Imodium is an OTC medicine that helps relieve diarrhea by slowing down movement in the intestines. This allows the intestinal walls to better absorb water and electrolytes and prevents food from moving through the intestines too quickly. It’s considered safe for most dogs with a minor bout of diarrhea. But there are some important things to know before giving your dog Imodium.
First things first, certain breeds are overly sensitive to Imodium. They include herding breeds, like Collies, Shelties, and Australian Shepherds. Additionally, if your dog suffers from liver disease, kidney disease, Addison’s disease, or any medical conditions … or is taking other medications … then don’t give your dog Imodium. Again, always consult with your vet!
According to PetMD:
“Your vet may recommend a different dose (or different treatment altogether), but something along the lines of 0.1 mg/kg of Imodium given twice a day is typical. If you do the math, this means that a ten-pound dog might receive a dose of 0.4 mg of Imodium while a dog who weighs 50 pounds could be given around 2 mg. Imodium tablets contain 2 mg of the drug and should only be given to larger dogs.

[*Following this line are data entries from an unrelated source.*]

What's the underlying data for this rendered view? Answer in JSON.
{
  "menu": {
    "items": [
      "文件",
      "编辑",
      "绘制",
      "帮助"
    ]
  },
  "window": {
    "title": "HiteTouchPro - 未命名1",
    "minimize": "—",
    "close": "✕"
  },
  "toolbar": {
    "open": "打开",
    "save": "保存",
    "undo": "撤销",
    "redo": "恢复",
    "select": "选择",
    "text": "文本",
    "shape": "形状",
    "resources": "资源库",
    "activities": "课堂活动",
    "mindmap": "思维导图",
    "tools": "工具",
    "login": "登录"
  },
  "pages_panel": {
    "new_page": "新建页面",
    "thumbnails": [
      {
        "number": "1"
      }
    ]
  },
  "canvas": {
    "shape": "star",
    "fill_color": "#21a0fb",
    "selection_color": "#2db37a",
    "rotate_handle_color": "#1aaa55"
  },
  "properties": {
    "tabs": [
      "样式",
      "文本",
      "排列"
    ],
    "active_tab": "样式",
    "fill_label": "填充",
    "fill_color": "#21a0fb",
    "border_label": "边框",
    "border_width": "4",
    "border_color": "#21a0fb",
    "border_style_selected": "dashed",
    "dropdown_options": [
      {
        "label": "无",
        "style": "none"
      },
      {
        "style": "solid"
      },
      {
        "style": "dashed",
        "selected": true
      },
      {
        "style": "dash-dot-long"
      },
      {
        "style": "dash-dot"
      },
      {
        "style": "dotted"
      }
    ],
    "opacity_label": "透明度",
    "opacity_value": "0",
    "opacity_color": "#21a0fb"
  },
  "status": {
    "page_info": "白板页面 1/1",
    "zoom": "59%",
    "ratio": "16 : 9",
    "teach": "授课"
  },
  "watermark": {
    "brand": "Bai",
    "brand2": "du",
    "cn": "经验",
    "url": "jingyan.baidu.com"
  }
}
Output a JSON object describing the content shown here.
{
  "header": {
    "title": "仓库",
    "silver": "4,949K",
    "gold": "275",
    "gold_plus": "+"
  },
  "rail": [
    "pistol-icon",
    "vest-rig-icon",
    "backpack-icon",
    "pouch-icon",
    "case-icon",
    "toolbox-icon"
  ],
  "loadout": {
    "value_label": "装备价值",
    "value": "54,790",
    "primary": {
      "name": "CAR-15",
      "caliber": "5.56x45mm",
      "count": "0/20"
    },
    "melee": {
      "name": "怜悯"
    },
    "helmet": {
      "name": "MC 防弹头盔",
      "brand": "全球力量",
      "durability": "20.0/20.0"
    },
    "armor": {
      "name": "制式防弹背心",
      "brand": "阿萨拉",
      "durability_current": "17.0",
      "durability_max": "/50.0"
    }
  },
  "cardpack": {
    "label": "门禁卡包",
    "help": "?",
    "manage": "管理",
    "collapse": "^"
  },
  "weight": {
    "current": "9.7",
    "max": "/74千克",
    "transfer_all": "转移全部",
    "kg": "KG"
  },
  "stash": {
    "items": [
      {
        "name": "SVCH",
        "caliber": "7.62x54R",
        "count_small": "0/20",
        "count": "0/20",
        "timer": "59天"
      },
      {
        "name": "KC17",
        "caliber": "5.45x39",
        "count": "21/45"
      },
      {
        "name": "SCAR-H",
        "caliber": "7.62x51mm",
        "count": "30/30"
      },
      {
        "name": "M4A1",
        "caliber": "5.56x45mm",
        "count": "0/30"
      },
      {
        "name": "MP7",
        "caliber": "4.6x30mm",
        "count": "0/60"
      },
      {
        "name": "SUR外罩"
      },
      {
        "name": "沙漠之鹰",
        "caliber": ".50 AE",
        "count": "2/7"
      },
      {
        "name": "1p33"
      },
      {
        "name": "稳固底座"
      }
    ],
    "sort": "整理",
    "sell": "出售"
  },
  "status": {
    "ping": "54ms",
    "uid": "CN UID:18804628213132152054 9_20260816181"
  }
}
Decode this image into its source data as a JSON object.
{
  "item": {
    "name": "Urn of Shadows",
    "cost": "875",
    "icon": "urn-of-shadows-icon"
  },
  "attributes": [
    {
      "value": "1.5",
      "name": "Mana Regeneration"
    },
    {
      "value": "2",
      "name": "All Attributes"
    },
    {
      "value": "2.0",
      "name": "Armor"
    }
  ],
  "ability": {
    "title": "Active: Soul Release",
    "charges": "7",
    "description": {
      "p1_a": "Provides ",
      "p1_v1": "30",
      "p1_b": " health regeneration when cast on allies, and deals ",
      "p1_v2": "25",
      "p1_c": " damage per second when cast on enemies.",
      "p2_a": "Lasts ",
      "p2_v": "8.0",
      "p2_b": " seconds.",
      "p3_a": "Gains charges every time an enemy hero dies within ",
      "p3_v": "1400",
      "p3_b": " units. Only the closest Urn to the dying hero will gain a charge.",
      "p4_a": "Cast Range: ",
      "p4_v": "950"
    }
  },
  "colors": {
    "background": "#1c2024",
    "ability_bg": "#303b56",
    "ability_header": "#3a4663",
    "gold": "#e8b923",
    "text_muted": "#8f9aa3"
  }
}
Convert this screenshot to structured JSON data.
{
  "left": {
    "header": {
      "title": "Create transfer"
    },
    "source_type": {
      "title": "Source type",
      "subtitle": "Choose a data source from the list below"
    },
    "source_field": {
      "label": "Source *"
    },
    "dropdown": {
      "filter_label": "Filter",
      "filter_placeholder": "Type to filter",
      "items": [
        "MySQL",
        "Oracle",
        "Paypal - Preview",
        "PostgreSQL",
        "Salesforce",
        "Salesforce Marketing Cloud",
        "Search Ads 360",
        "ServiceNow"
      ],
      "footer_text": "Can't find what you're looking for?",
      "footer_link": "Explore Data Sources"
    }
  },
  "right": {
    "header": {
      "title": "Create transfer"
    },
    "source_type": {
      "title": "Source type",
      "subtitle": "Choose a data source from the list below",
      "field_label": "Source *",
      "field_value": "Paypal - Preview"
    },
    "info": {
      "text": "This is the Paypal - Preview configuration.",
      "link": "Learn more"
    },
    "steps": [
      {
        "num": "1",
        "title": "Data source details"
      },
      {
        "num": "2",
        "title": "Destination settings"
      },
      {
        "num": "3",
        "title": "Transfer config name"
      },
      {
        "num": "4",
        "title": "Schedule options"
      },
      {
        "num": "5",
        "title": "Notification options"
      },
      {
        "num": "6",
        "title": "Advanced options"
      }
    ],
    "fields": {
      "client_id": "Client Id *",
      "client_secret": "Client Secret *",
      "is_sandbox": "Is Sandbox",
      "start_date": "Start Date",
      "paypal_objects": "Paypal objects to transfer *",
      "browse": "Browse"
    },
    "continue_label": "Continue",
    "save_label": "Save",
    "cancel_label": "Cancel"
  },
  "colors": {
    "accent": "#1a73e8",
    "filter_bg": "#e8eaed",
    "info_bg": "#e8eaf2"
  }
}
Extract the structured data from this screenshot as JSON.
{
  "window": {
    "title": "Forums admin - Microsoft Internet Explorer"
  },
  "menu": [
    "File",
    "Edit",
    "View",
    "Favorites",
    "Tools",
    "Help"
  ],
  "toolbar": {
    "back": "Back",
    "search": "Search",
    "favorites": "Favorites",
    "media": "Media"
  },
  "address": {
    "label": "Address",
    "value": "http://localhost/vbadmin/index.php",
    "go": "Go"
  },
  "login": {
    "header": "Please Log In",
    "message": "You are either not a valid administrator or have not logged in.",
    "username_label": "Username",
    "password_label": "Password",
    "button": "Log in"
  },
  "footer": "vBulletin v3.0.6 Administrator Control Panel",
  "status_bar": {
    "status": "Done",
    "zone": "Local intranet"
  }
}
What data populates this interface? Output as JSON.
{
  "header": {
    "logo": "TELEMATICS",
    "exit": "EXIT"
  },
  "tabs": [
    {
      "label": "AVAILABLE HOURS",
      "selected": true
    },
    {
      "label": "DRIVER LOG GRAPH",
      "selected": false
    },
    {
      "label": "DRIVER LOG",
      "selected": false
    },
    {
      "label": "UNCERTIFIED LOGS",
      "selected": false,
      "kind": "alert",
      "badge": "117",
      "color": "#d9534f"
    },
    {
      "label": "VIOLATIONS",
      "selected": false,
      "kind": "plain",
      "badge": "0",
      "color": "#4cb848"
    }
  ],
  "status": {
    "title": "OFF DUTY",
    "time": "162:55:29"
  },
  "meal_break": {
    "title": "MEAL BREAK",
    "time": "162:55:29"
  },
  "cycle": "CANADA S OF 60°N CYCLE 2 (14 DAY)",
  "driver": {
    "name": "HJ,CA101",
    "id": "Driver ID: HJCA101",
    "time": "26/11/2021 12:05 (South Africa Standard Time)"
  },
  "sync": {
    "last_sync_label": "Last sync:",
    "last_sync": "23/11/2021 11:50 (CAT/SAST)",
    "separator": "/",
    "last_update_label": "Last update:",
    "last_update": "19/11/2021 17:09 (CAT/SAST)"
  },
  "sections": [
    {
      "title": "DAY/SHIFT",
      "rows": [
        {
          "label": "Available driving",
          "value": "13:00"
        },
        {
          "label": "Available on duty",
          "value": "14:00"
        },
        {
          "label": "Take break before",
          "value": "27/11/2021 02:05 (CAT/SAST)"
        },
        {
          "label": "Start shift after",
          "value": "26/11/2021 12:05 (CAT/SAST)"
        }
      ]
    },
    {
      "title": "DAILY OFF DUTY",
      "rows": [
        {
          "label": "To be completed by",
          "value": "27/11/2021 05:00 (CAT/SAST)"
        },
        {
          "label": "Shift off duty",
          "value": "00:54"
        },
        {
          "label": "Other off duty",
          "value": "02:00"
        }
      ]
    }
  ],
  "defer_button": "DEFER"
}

Liquid Imodium is typically available in a concentration of 1 mg/5 mL (0.2 mg/mL), so it’s a better choice for smaller dogs.”
Talk to your vet about proper dosing for your dog’s unique needs.
Famotidine (Brand name: Pepcid)
This OTC medication is used to reduce stomach acid production for conditions such as acid reflux, gastrointestinal ulcers, and inflammation in the stomach. It is safe for most dogs. Vets recommend using cautiously in geriatric dogs, and dogs suffering from certain diseases.
Typically, the dosage is one original strength 10-milligram tablet for a 20-pound dog, given on an empty stomach every 12-to-24 hours.